Under both statutes, the Secretary's total discretion to withhold all expenditures from the Emergency Fund is simply too broad a blanket unqualified dispensation to fall within the exemption. Every statute necessarily will refer, with more or less specificity, to "particular types of matter." In the case of the Emergency Fund, it is undisputed that payments have been made from the Fund for state dinners and receptions, gifts to foreign individuals, expenses of Foreign Service inspectors, and receptions for contributors to the State Department's Fine Arts Committee. To permit the fact that all payments were made from the Emergency Fund to be by itself a sufficient standard to satisfy the "particular types of matter to be withheld" requirement would rob the standard of any meaning.

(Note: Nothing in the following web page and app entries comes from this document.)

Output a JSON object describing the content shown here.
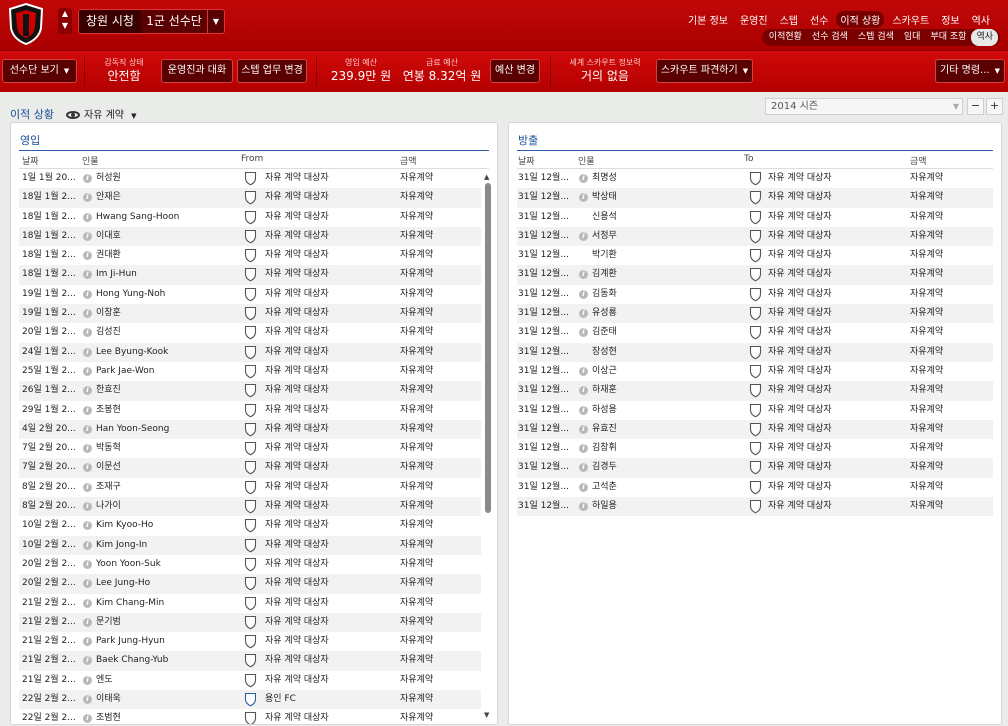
{
  "header": {
    "club_name": "창원 시청",
    "squad": "1군 선수단",
    "main_nav": [
      "기본 정보",
      "운영진",
      "스텝",
      "선수",
      "이적 상황",
      "스카우트",
      "정보",
      "역사"
    ],
    "main_nav_active": 4,
    "sub_nav": [
      "이적현황",
      "선수 검색",
      "스텝 검색",
      "임대",
      "부대 조항",
      "역사"
    ],
    "sub_nav_active": 5
  },
  "toolbar": {
    "squad_view": "선수단 보기",
    "manager_status_label": "감독직 상태",
    "manager_status_value": "안전함",
    "talk_board": "운영진과 대화",
    "staff_duty": "스텝 업무 변경",
    "transfer_budget_label": "영입 예산",
    "transfer_budget_value": "239.9만 원",
    "wage_budget_label": "급료 예산",
    "wage_budget_value": "연봉 8.32억 원",
    "budget_change": "예산 변경",
    "world_scout_label": "세계 스카우트 정보력",
    "world_scout_value": "거의 없음",
    "send_scout": "스카우트 파견하기",
    "other_orders": "기타 명령..."
  },
  "content": {
    "title": "이적 상황",
    "view": "자유 계약",
    "season": "2014 시즌",
    "minus": "−",
    "plus": "+"
  },
  "incoming": {
    "title": "영입",
    "headers": {
      "date": "날짜",
      "person": "인물",
      "from": "From",
      "fee": "금액"
    },
    "rows": [
      {
        "date": "1일 1월 20...",
        "name": "허성원",
        "club": "자유 계약 대상자",
        "fee": "자유계약",
        "info": true
      },
      {
        "date": "18일 1월 2...",
        "name": "안재은",
        "club": "자유 계약 대상자",
        "fee": "자유계약",
        "info": true
      },
      {
        "date": "18일 1월 2...",
        "name": "Hwang Sang-Hoon",
        "club": "자유 계약 대상자",
        "fee": "자유계약",
        "info": true
      },
      {
        "date": "18일 1월 2...",
        "name": "이대호",
        "club": "자유 계약 대상자",
        "fee": "자유계약",
        "info": true
      },
      {
        "date": "18일 1월 2...",
        "name": "권대환",
        "club": "자유 계약 대상자",
        "fee": "자유계약",
        "info": true
      },
      {
        "date": "18일 1월 2...",
        "name": "Im Ji-Hun",
        "club": "자유 계약 대상자",
        "fee": "자유계약",
        "info": true
      },
      {
        "date": "19일 1월 2...",
        "name": "Hong Yung-Noh",
        "club": "자유 계약 대상자",
        "fee": "자유계약",
        "info": true
      },
      {
        "date": "19일 1월 2...",
        "name": "이창훈",
        "club": "자유 계약 대상자",
        "fee": "자유계약",
        "info": true
      },
      {
        "date": "20일 1월 2...",
        "name": "김성진",
        "club": "자유 계약 대상자",
        "fee": "자유계약",
        "info": true
      },
      {
        "date": "24일 1월 2...",
        "name": "Lee Byung-Kook",
        "club": "자유 계약 대상자",
        "fee": "자유계약",
        "info": true
      },
      {
        "date": "25일 1월 2...",
        "name": "Park Jae-Won",
        "club": "자유 계약 대상자",
        "fee": "자유계약",
        "info": true
      },
      {
        "date": "26일 1월 2...",
        "name": "한효진",
        "club": "자유 계약 대상자",
        "fee": "자유계약",
        "info": true
      },
      {
        "date": "29일 1월 2...",
        "name": "조봉현",
        "club": "자유 계약 대상자",
        "fee": "자유계약",
        "info": true
      },
      {
        "date": "4일 2월 20...",
        "name": "Han Yoon-Seong",
        "club": "자유 계약 대상자",
        "fee": "자유계약",
        "info": true
      },
      {
        "date": "7일 2월 20...",
        "name": "박동혁",
        "club": "자유 계약 대상자",
        "fee": "자유계약",
        "info": true
      },
      {
        "date": "7일 2월 20...",
        "name": "이문선",
        "club": "자유 계약 대상자",
        "fee": "자유계약",
        "info": true
      },
      {
        "date": "8일 2월 20...",
        "name": "조재구",
        "club": "자유 계약 대상자",
        "fee": "자유계약",
        "info": true
      },
      {
        "date": "8일 2월 20...",
        "name": "나가이",
        "club": "자유 계약 대상자",
        "fee": "자유계약",
        "info": true
      },
      {
        "date": "10일 2월 2...",
        "name": "Kim Kyoo-Ho",
        "club": "자유 계약 대상자",
        "fee": "자유계약",
        "info": true
      },
      {
        "date": "10일 2월 2...",
        "name": "Kim Jong-In",
        "club": "자유 계약 대상자",
        "fee": "자유계약",
        "info": true
      },
      {
        "date": "20일 2월 2...",
        "name": "Yoon Yoon-Suk",
        "club": "자유 계약 대상자",
        "fee": "자유계약",
        "info": true
      },
      {
        "date": "20일 2월 2...",
        "name": "Lee Jung-Ho",
        "club": "자유 계약 대상자",
        "fee": "자유계약",
        "info": true
      },
      {
        "date": "21일 2월 2...",
        "name": "Kim Chang-Min",
        "club": "자유 계약 대상자",
        "fee": "자유계약",
        "info": true
      },
      {
        "date": "21일 2월 2...",
        "name": "문기범",
        "club": "자유 계약 대상자",
        "fee": "자유계약",
        "info": true
      },
      {
        "date": "21일 2월 2...",
        "name": "Park Jung-Hyun",
        "club": "자유 계약 대상자",
        "fee": "자유계약",
        "info": true
      },
      {
        "date": "21일 2월 2...",
        "name": "Baek Chang-Yub",
        "club": "자유 계약 대상자",
        "fee": "자유계약",
        "info": true
      },
      {
        "date": "21일 2월 2...",
        "name": "엔도",
        "club": "자유 계약 대상자",
        "fee": "자유계약",
        "info": true
      },
      {
        "date": "22일 2월 2...",
        "name": "이태욱",
        "club": "용인 FC",
        "fee": "자유계약",
        "info": true,
        "club_color": "#2a5ea8"
      },
      {
        "date": "22일 2월 2...",
        "name": "조범현",
        "club": "자유 계약 대상자",
        "fee": "자유계약",
        "info": true
      }
    ]
  },
  "outgoing": {
    "title": "방출",
    "headers": {
      "date": "날짜",
      "person": "인물",
      "to": "To",
      "fee": "금액"
    },
    "rows": [
      {
        "date": "31일 12월...",
        "name": "최명성",
        "club": "자유 계약 대상자",
        "fee": "자유계약",
        "info": true
      },
      {
        "date": "31일 12월...",
        "name": "박상태",
        "club": "자유 계약 대상자",
        "fee": "자유계약",
        "info": true
      },
      {
        "date": "31일 12월...",
        "name": "신용석",
        "club": "자유 계약 대상자",
        "fee": "자유계약",
        "info": false
      },
      {
        "date": "31일 12월...",
        "name": "서정무",
        "club": "자유 계약 대상자",
        "fee": "자유계약",
        "info": true
      },
      {
        "date": "31일 12월...",
        "name": "박기환",
        "club": "자유 계약 대상자",
        "fee": "자유계약",
        "info": false
      },
      {
        "date": "31일 12월...",
        "name": "김계환",
        "club": "자유 계약 대상자",
        "fee": "자유계약",
        "info": true
      },
      {
        "date": "31일 12월...",
        "name": "김동화",
        "club": "자유 계약 대상자",
        "fee": "자유계약",
        "info": true
      },
      {
        "date": "31일 12월...",
        "name": "유성룡",
        "club": "자유 계약 대상자",
        "fee": "자유계약",
        "info": true
      },
      {
        "date": "31일 12월...",
        "name": "김준태",
        "club": "자유 계약 대상자",
        "fee": "자유계약",
        "info": true
      },
      {
        "date": "31일 12월...",
        "name": "장성현",
        "club": "자유 계약 대상자",
        "fee": "자유계약",
        "info": false
      },
      {
        "date": "31일 12월...",
        "name": "이상근",
        "club": "자유 계약 대상자",
        "fee": "자유계약",
        "info": true
      },
      {
        "date": "31일 12월...",
        "name": "하재훈",
        "club": "자유 계약 대상자",
        "fee": "자유계약",
        "info": true
      },
      {
        "date": "31일 12월...",
        "name": "하성용",
        "club": "자유 계약 대상자",
        "fee": "자유계약",
        "info": true
      },
      {
        "date": "31일 12월...",
        "name": "유효진",
        "club": "자유 계약 대상자",
        "fee": "자유계약",
        "info": true
      },
      {
        "date": "31일 12월...",
        "name": "김창휘",
        "club": "자유 계약 대상자",
        "fee": "자유계약",
        "info": true
      },
      {
        "date": "31일 12월...",
        "name": "김경두",
        "club": "자유 계약 대상자",
        "fee": "자유계약",
        "info": true
      },
      {
        "date": "31일 12월...",
        "name": "고석춘",
        "club": "자유 계약 대상자",
        "fee": "자유계약",
        "info": true
      },
      {
        "date": "31일 12월...",
        "name": "하일용",
        "club": "자유 계약 대상자",
        "fee": "자유계약",
        "info": true
      }
    ]
  },
  "colors": {
    "brand_red": "#b30000",
    "accent_blue": "#1d4f99"
  }
}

The State Department apparently concedes that the statutes themselves do not suffice to meet the standards for Exemption 3, for defendants have contended strenuously that "such apparent generality as may appear from the words of the law itself does not in practice exist." In particular, defendants argue that accounting requirements and precedent serve to check the Secretary's discretion with regard to the Emergency Fund. The Court recognizes that precedent has been invoked in other FOIA cases in analyzing the availability of Exemption 3. See, e.g., Irons & Sears v. Dann, supra, 606 F.2d at 1220-21. But here, unlike the circumstances in Irons & Sears, the precedents are so varied and the limits so few that it cannot fairly be said that precedent serves as an adequate check on the "broad agency discretion ... that Congress sought to eliminate." Sims v. CIA, 642 F.2d 562, 568 (D.C.Cir., 1980).
But this case does not fit neatly into the accepted analysis that has developed for applying Exemption 3 to various statutes granting discretionary authority to release or withhold information. The traditional authority is faulty here for there is brought into sharp conflict other actions by Congress indicating its intent, in the exercise of clear constitutional authority, to withhold the very information that the traditional Exemption 3 analysis would require be disclosed. Thus, although this case was briefed and argued as a typical Exemption 3 case, defendants' failure to withstand the type of analysis usually attempted in Exemption 3 cases cannot be permitted to end the matter in this particular unique instance.
The Court in the circumstances presented here must consider the actions of Congress in exercising its authority under the "Statement and Account Clause" found in Article 1, Section 9, Clause 7 of the ...